  • Households assisted with temporary accommodation – unchanged at 14,300
  • People receiving assistance from a Specialist Homelessness Service – increase from 52,000 to 54,000

Budget for Homelessness Services:
2013/14 (revised): $250.0 million
2014/15 (budget): $265.4 million (real increase of 3.8%)

Going Home, Staying Home announcement

The Minister for Family and Community Services has this afternoon released the list of tender outcomes for the new specialist homelessness service packages across NSW. She has also announced the reinstatement of funding to inner city services, including specialist women’s services, which were set to lose funding.

You can read the Minister’s media release and download the PDF fact sheet listing the full set of tender results.

I will be reviewing the information and continuing to work to ensure that there are adequate specialist homelessness services across the state. Please feel free to contact my office if you have any queries, comments or issues you would like to raise relating to this announcement.

Greens call for an urgent review of parks legislation to safeguard residents

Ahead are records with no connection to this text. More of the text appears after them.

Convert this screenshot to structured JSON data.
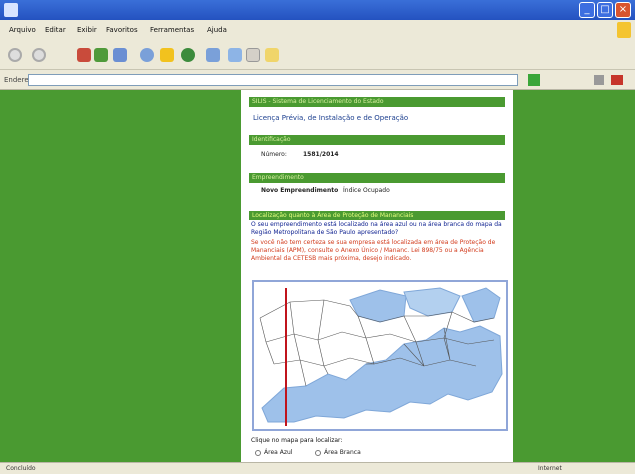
{
  "window": {
    "minimize_icon": "minimize-icon",
    "maximize_icon": "maximize-icon",
    "close_icon": "close-icon"
  },
  "menu": {
    "items": [
      "Arquivo",
      "Editar",
      "Exibir",
      "Favoritos",
      "Ferramentas",
      "Ajuda"
    ]
  },
  "address": {
    "label": "Endereço"
  },
  "page": {
    "header_bar": "SILIS - Sistema de Licenciamento do Estado",
    "title": "Licença Prévia, de Instalação e de Operação",
    "identification_bar": "Identificação",
    "number_label": "Número:",
    "number_value": "1581/2014",
    "enterprise_bar": "Empreendimento",
    "enterprise_name": "Novo Empreendimento",
    "enterprise_value": "Índice Ocupado",
    "question_bar": "Localização quanto à Área de Proteção de Mananciais",
    "question": "O seu empreendimento está localizado na área azul ou na área branca do mapa da Região Metropolitana de São Paulo apresentado?",
    "instructions": "Se você não tem certeza se sua empresa está localizada em área de Proteção de Mananciais (APM), consulte o Anexo Único / Mananc. Lei 898/75 ou a Agência Ambiental da CETESB mais próxima, desejo indicado.",
    "map_caption": "Clique no mapa para localizar:",
    "option_blue": "Área Azul",
    "option_white": "Área Branca"
  },
  "status": {
    "left": "Concluído",
    "right": "Internet"
  },
  "colors": {
    "titlebar": "#2452c0",
    "site_green": "#4a9a31",
    "link_blue": "#1c3f8f",
    "warning_red": "#d23b1c",
    "map_blue": "#9ec1ea",
    "marker_red": "#c0141c"
  }
}
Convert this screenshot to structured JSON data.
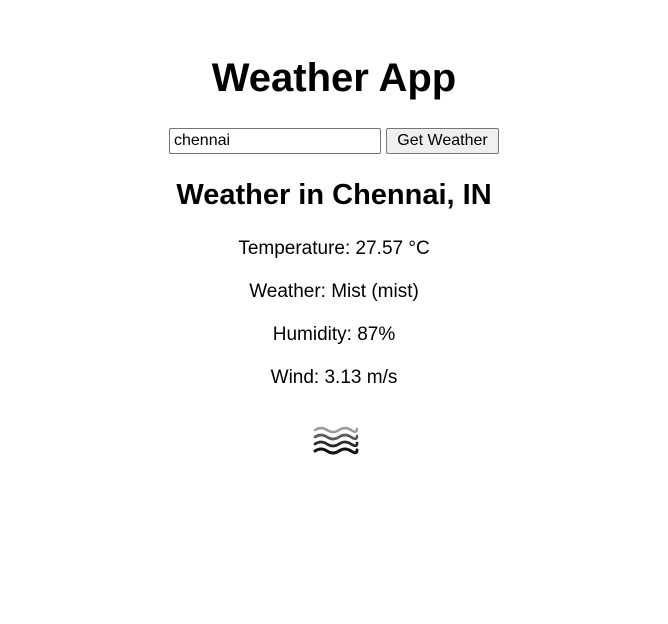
{
  "app": {
    "title": "Weather App"
  },
  "search": {
    "value": "chennai",
    "button_label": "Get Weather"
  },
  "result": {
    "heading": "Weather in Chennai, IN",
    "temperature": "Temperature: 27.57 °C",
    "weather": "Weather: Mist (mist)",
    "humidity": "Humidity: 87%",
    "wind": "Wind: 3.13 m/s",
    "icon": "mist-icon"
  }
}
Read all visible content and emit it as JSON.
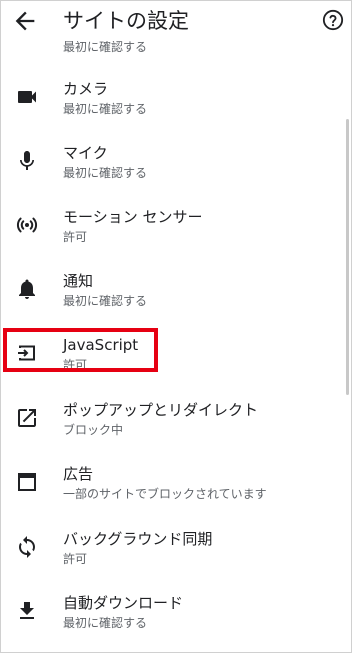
{
  "header": {
    "title": "サイトの設定",
    "back_icon": "arrow-back-icon",
    "help_icon": "help-circle-icon"
  },
  "cut_item": {
    "sub": "最初に確認する"
  },
  "items": [
    {
      "label": "カメラ",
      "sub": "最初に確認する",
      "icon": "camera-icon"
    },
    {
      "label": "マイク",
      "sub": "最初に確認する",
      "icon": "microphone-icon"
    },
    {
      "label": "モーション センサー",
      "sub": "許可",
      "icon": "motion-sensor-icon"
    },
    {
      "label": "通知",
      "sub": "最初に確認する",
      "icon": "bell-icon"
    },
    {
      "label": "JavaScript",
      "sub": "許可",
      "icon": "javascript-icon"
    },
    {
      "label": "ポップアップとリダイレクト",
      "sub": "ブロック中",
      "icon": "open-in-new-icon"
    },
    {
      "label": "広告",
      "sub": "一部のサイトでブロックされています",
      "icon": "ads-window-icon"
    },
    {
      "label": "バックグラウンド同期",
      "sub": "許可",
      "icon": "sync-icon"
    },
    {
      "label": "自動ダウンロード",
      "sub": "最初に確認する",
      "icon": "download-icon"
    }
  ],
  "colors": {
    "highlight": "#e60012",
    "icon": "#202124",
    "secondary_text": "#5f6368"
  }
}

Greens MP and Housing spokesperson Jan Barham has called on communities to lobby the NSW Government to suspend the implementation of new laws affecting the affordability of residential parks and manufactured home estates, and to make public details about the process involved in developing the controversial laws that passed Parliament in late 2013.

“Recent evidence presented at the ICAC and our Parliamentary inquiry into housing gives cause for serious concern that affordable residential park living is under threat, while park operators who contributed funds to the Liberal Party are given the opportunity for windfall earnings,” Ms Barham said.

“The Government needs to act in the interests of the park home owners. Many of them are older people whose retirement nest eggs may have been lost in the Global Financial Crisis. I’m calling on the new Minister for Fair Trading, Matthew Mason-Cox, to fix the legislation and ensure the affordability of their homes is protected.”

Ms Barham’s comments follow evidence from the Independent Park Residents Action Group (IPRAG) to the NSW Parliament’s housing inquiry, providing case studies of home owners whose ongoing site fees have increased well above the CPI, and highlighting the continued loss of permanent homes as large corporations take over parks and redevelop them into tourism resorts.

“Our inquiry into housing has heard about the loss of low-cost housing in residential parks and villages, especially in coastal areas. It’s essential that affordable housing in parks is preserved.

“The new legislation allows park operators to increase site fees on questionable grounds including claims about future expenses, and it also introduces a new form of capital gain sharing that would see home owners lose a share of the value of their home when they sell it,” Ms Barham said.

“Many home owners and residents were concerned about the proposed legislation last year and in the Parliament I attempted to move amendments that would have fixed many of the biggest risks. The Government didn’t listen at the time, but the community can ask them to act on this new evidence.

“It’s time for people to help protect the wellbeing of people who live in residential parks. Write to the Minister for Fair Trading and let him know that the Government must protect parks and villages as an affordable housing option for older people and others who want to live in those communities,” Ms Barham concluded.

For Further Comment, please contact Jan Barham directly on 0447 853 891

Background: